The final note of relevance is that we are not out of Trump-time. The Democratic Party, predictably, is falling on its face with an electoral strategy for next November that will certainly allow for the GOP to retake the Congress. After that point, they will almost just as certainly have a serious shot of usurping the 2024 election in a manner to make the steal of 2000 by George W. Bush look mild. Joe Biden’s utterly tepid response to the pandemic, the cratering economy, and the already-violent new Culture War battles around “critical race theory,” gender/sexuality, and abortion leaves very little to be optimistic about. It seems like the major Democratic electoral strategy is prolonging the hearings of the House Select Committee on the January 6 Attack in a fashion that will bog Donald Trump down in so many legal proceedings, including maybe some sort of indictment, so that he is deemed ineligible to run in state primaries by Democratic Secretaries of State. I’m not too optimistic about the success of such a scenario.

On December 31, Dr. Thomas Homer-Dixon of Royal Roads University published a column, “The American Polity is Cracked, and Might Collapse. Canada Must Prepare,” with The Globe and Mail. Most readers are probably familiar with frequent liberal claims they intend to “move to Canada” if [FILL IN THE BLANK] is elected. But here was the first time, in my admittedly limited knowledge, that a member of the (comparatively) liberal Canadian intelligentsia actually contemplated the notion on a serious and detailed level (perhaps equally astonishing, The Globe and Mail is the longtime Tory paper):

What happens, for instance, if high-profile political refugees fleeing persecution arrive in our country, and the U.S. [GOP] regime [elected in 2024] demands them back. Do we comply?… Here’s my key recommendation: The Prime Minister should immediately convene a standing, non-partisan Parliamentary committee with representatives from the five sitting parties, all with full security clearances. It should be understood that this committee will continue to operate in coming years, regardless of changes in federal government. It should receive regular intelligence analyses and briefings by Canadian experts on political and social developments in the United States and their implications for democratic failure there. And it should be charged with providing the federal government with continuing, specific guidance as to how to prepare for and respond to that failure, should it occur.

The newly-minted Spider-Man is only beginning his real journey. (The last two films were adamant that Holland’s character is being positioned to replace Robert Downey, Jr. as the narrative centrifuge, with the final Infinity War/Endgame-like film probably being an adaptation of the Secret Wars mega-series from the 1980s.) We are likewise only at the start of a nightmare that will only get worse and even the Canadians see that.

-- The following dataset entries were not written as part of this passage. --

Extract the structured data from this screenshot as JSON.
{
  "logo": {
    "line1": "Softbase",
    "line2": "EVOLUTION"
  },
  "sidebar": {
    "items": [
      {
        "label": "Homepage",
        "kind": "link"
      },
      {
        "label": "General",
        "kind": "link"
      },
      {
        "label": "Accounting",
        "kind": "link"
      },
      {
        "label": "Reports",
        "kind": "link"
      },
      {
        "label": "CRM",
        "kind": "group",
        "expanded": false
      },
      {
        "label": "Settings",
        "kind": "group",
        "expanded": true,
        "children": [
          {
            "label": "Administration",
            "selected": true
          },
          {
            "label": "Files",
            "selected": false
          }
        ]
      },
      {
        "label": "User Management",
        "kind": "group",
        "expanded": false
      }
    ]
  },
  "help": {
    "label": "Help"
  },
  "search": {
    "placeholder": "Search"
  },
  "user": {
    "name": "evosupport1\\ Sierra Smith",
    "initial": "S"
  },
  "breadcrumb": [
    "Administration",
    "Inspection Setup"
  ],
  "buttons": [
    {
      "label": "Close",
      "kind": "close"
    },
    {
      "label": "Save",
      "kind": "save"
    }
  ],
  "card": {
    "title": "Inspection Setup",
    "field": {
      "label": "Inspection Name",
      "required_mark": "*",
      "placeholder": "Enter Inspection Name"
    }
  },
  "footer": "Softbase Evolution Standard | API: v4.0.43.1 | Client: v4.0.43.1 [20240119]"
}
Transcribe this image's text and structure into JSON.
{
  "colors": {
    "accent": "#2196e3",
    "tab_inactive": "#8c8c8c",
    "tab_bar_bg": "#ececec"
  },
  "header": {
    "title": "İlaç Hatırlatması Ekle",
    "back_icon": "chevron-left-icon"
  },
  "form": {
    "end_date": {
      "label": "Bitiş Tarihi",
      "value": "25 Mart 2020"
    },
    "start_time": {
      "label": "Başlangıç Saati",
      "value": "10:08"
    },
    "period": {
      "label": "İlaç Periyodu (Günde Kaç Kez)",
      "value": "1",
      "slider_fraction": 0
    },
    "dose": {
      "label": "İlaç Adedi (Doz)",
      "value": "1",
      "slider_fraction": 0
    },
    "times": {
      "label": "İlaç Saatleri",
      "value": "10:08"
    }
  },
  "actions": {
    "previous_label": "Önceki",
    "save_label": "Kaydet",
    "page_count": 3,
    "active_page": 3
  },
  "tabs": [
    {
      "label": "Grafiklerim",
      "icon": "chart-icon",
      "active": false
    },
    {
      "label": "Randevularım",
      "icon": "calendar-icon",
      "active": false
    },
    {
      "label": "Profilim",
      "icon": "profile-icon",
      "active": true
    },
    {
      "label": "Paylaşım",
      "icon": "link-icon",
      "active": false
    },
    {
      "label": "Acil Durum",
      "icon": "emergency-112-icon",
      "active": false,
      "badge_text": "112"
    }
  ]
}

Trotsky famously relied on his hexameters of Homer while escaping Tsarist Siberia over tea and buns served on a long train ride.

I need brightly-colored spandex-clad heroes.

Andrew Stewart is a documentary film maker and reporter who lives outside Providence.  His film, AARON BRIGGS AND THE HMS GASPEE, about the historical role of Brown University in the slave trade, is available for purchase on Amazon Instant Video or on DVD.